Dataset records section start
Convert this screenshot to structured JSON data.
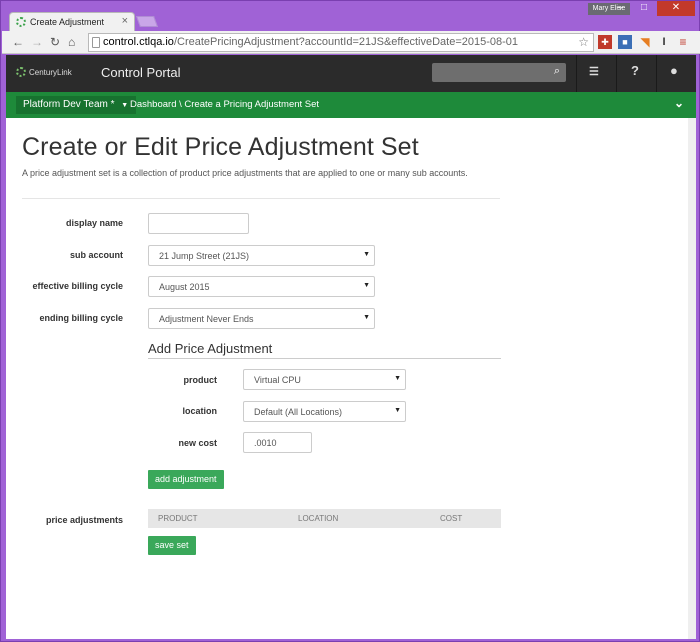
{
  "browser": {
    "tab_title": "Create Adjustment",
    "user_name": "Mary Elise",
    "url_host": "control.ctlqa.io",
    "url_path": "/CreatePricingAdjustment?accountId=21JS&effectiveDate=2015-08-01"
  },
  "header": {
    "logo_text": "CenturyLink",
    "portal_title": "Control Portal",
    "search_value": ""
  },
  "nav": {
    "team_label": "Platform Dev Team *",
    "breadcrumb": "Dashboard \\ Create a Pricing Adjustment Set"
  },
  "page": {
    "title": "Create or Edit Price Adjustment Set",
    "description": "A price adjustment set is a collection of product price adjustments that are applied to one or many sub accounts."
  },
  "form": {
    "display_name_label": "display name",
    "display_name_value": "",
    "sub_account_label": "sub account",
    "sub_account_value": "21 Jump Street (21JS)",
    "effective_label": "effective billing cycle",
    "effective_value": "August 2015",
    "ending_label": "ending billing cycle",
    "ending_value": "Adjustment Never Ends"
  },
  "adjustment": {
    "section_title": "Add Price Adjustment",
    "product_label": "product",
    "product_value": "Virtual CPU",
    "location_label": "location",
    "location_value": "Default (All Locations)",
    "cost_label": "new cost",
    "cost_value": ".0010",
    "add_button": "add adjustment"
  },
  "price_table": {
    "label": "price adjustments",
    "columns": [
      "PRODUCT",
      "LOCATION",
      "COST"
    ],
    "save_button": "save set"
  },
  "colors": {
    "accent_green": "#1e8a3a",
    "button_green": "#3aa85a",
    "header_dark": "#2b2b2b",
    "window_purple": "#a062d6"
  }
}
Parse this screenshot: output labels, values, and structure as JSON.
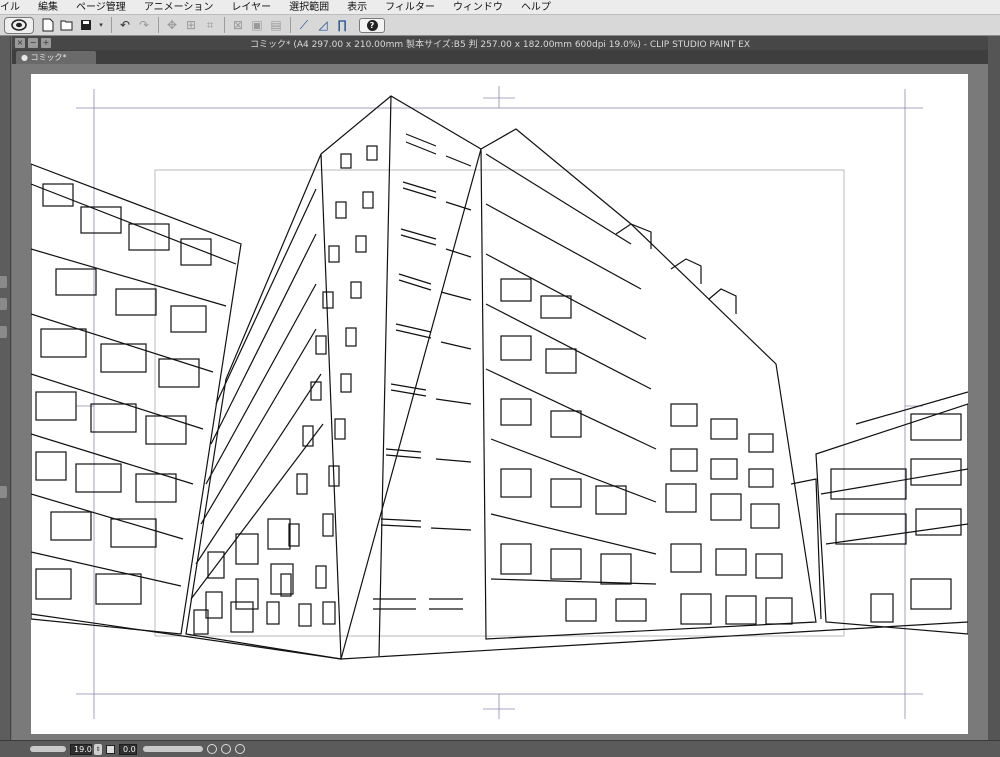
{
  "menubar": {
    "items": [
      "イル",
      "編集",
      "ページ管理",
      "アニメーション",
      "レイヤー",
      "選択範囲",
      "表示",
      "フィルター",
      "ウィンドウ",
      "ヘルプ"
    ]
  },
  "toolbar": {
    "buttons": [
      {
        "name": "new-file-icon"
      },
      {
        "name": "open-file-icon"
      },
      {
        "name": "save-icon"
      },
      {
        "name": "undo-icon"
      },
      {
        "name": "redo-icon"
      },
      {
        "name": "transform-icon"
      },
      {
        "name": "clear-icon"
      },
      {
        "name": "ruler-icon"
      },
      {
        "name": "perspective-icon"
      },
      {
        "name": "snap-icon"
      }
    ],
    "help_label": "?"
  },
  "document": {
    "title": "コミック* (A4 297.00 x 210.00mm 製本サイズ:B5 判 257.00 x 182.00mm 600dpi 19.0%)  - CLIP STUDIO PAINT EX",
    "tab_label": "● コミック*"
  },
  "statusbar": {
    "zoom_value": "19.0",
    "rotation_value": "0.0"
  }
}
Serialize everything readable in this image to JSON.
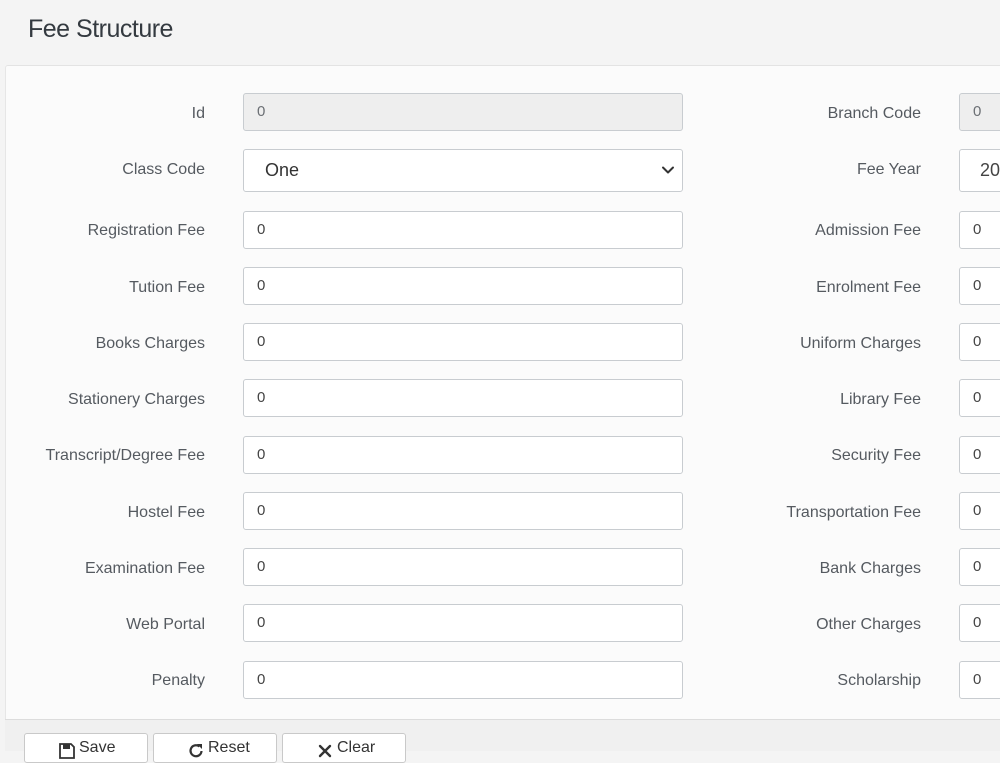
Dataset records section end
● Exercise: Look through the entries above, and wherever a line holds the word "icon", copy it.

● Result:
        "name": "new-file-icon"
        "name": "open-file-icon"
        "name": "save-icon"
        "name": "undo-icon"
        "name": "redo-icon"
        "name": "transform-icon"
        "name": "clear-icon"
        "name": "ruler-icon"
        "name": "perspective-icon"
        "name": "snap-icon"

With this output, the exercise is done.